Admittedly, most of this has been caused by Christians who feel that if one line doesn’t match the other, the Bible can’t be trusted. This has caused all sorts of biblical gymnastics to smooth out, defend and sanitize passages seen as problematic. Notably, that the “Song of Solomon” (Song of Songs) is turned into an allegory rather than a poem about the love of a man and a woman. That some in the Jewish community see it as an allegory for God’s love for Israel is fine, as long as the original meaning isn’t denied.
If any historical document or person has to be discredited because of misquotations or misplaced “facts”, no historical evidence could be trusted.
All study and research is based on comparing and contrasting the sources and reaching a conclusion as to what is relevant and what is not. It is the relevant that is the foundation for truth, even in the Bible.

Announcements: Judy McWhorter
Serve Communion: Connie Crites
Maggie Foy
Steve Gaynor
Holly Wagner
Usher: Jeff Bland
Communion Care: Susan Phlegar
Singing: Scripture:
4-Scott Blessing Martha Albert
11-Karen Branch Joanne Elder
18-Del Bolin Steve Gaynor
25-Scott Blessing Debbie McRoy
Communion: Nursery:
4-Abraham Sirgy Susan Jordan
11-Wayne Flora Alisa Flora
18-Scott Blessing Holly Wagner
25-Wayne Flora Susan Phlegar
If you cannot serve, call Erma Williams.

6-Jo Wagner 15-Leena Bolin
28-Tim Elder 29-Jeff Martin

CONCERNS: Jo Wagner’s sister is now at
home. Keep the following people in your prayers: Wayne Flora’s parents, Del Bolin’s mother, Teryn Gaynor’s mother, Joni and Alan Beach’s parents, Debbie and ray Reiss’s son-in-law, Deanna McRoy. Linda Alsup and husband, Prentice, Gary Overstreet, Bill Albert, Jim Hunter, Sheila Jansen and Daughter, Amber Weaver, Marjorie Wilson, Melanie Gentry and family, Wayne Phlegar, Jim and Mary Smith, Ray and Darnel Barns, Gil Richardson, Tim Elder and Leena Bolin’s friend dealing with stress issues.

Megan and James Downing are going to be parents! Which means Jo and Keith Wagner will be great-grandparents. The baby is due in April. According to former member, David Maharrey, using some research, looking at the sonogram, it’s going to be a girl. We’ll have to wait and see.
By the way David and Stacy are having a boy in December.

Remember the Wednesday evening Soup Supper and Bible Study is now meeting again on a regular basis.. The study of the Gospel of John continues

Mike Branch continues with the study of the book of Acts.

After being gone over a month, it is nice to see Vivian Dugan back among us.

Even though this bulletin has the date of November 4th, most of you receive it via Email, so the reminder to set your clocks forward before going to bed on Saturday might be helpful.

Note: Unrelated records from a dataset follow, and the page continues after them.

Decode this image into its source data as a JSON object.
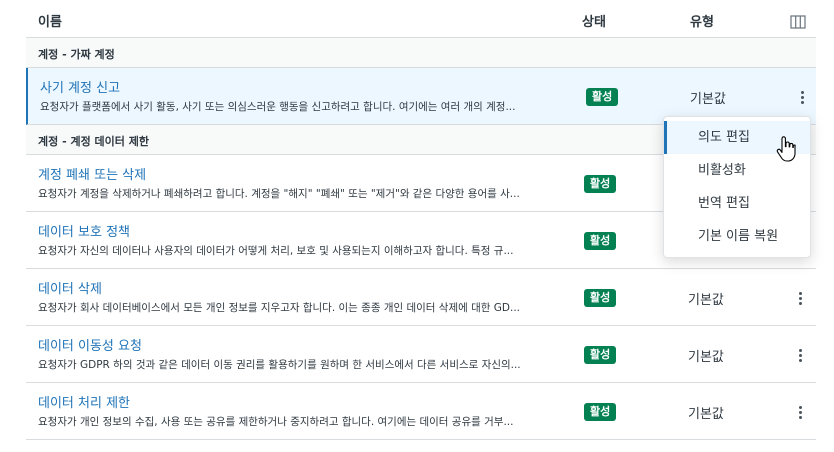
{
  "header": {
    "col_name": "이름",
    "col_status": "상태",
    "col_type": "유형",
    "columns_icon": "columns-icon"
  },
  "groups": [
    {
      "label": "계정 - 가짜 계정",
      "rows": [
        {
          "title": "사기 계정 신고",
          "desc": "요청자가 플랫폼에서 사기 활동, 사기 또는 의심스러운 행동을 신고하려고 합니다. 여기에는 여러 개의 계정...",
          "status": "활성",
          "type": "기본값",
          "selected": true
        }
      ]
    },
    {
      "label": "계정 - 계정 데이터 제한",
      "rows": [
        {
          "title": "계정 폐쇄 또는 삭제",
          "desc": "요청자가 계정을 삭제하거나 폐쇄하려고 합니다. 계정을 \"해지\" \"폐쇄\" 또는 \"제거\"와 같은 다양한 용어를 사...",
          "status": "활성",
          "type": ""
        },
        {
          "title": "데이터 보호 정책",
          "desc": "요청자가 자신의 데이터나 사용자의 데이터가 어떻게 처리, 보호 및 사용되는지 이해하고자 합니다. 특정 규...",
          "status": "활성",
          "type": ""
        },
        {
          "title": "데이터 삭제",
          "desc": "요청자가 회사 데이터베이스에서 모든 개인 정보를 지우고자 합니다. 이는 종종 개인 데이터 삭제에 대한 GD...",
          "status": "활성",
          "type": "기본값"
        },
        {
          "title": "데이터 이동성 요청",
          "desc": "요청자가 GDPR 하의 것과 같은 데이터 이동 권리를 활용하기를 원하며 한 서비스에서 다른 서비스로 자신의...",
          "status": "활성",
          "type": "기본값"
        },
        {
          "title": "데이터 처리 제한",
          "desc": "요청자가 개인 정보의 수집, 사용 또는 공유를 제한하거나 중지하려고 합니다. 여기에는 데이터 공유를 거부...",
          "status": "활성",
          "type": "기본값"
        }
      ]
    }
  ],
  "menu": {
    "items": [
      {
        "label": "의도 편집",
        "active": true
      },
      {
        "label": "비활성화"
      },
      {
        "label": "번역 편집"
      },
      {
        "label": "기본 이름 복원"
      }
    ]
  },
  "colors": {
    "link": "#1f73b7",
    "badge_active": "#038153",
    "selected_row": "#edf7ff"
  }
}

A few years ago we had the children write Thanksgiving notes to be read. Then the congregation got involved. Considering the sad events of the past few months, if you’d like to write such a note they will be read on Super Sunday before Thanksgiving.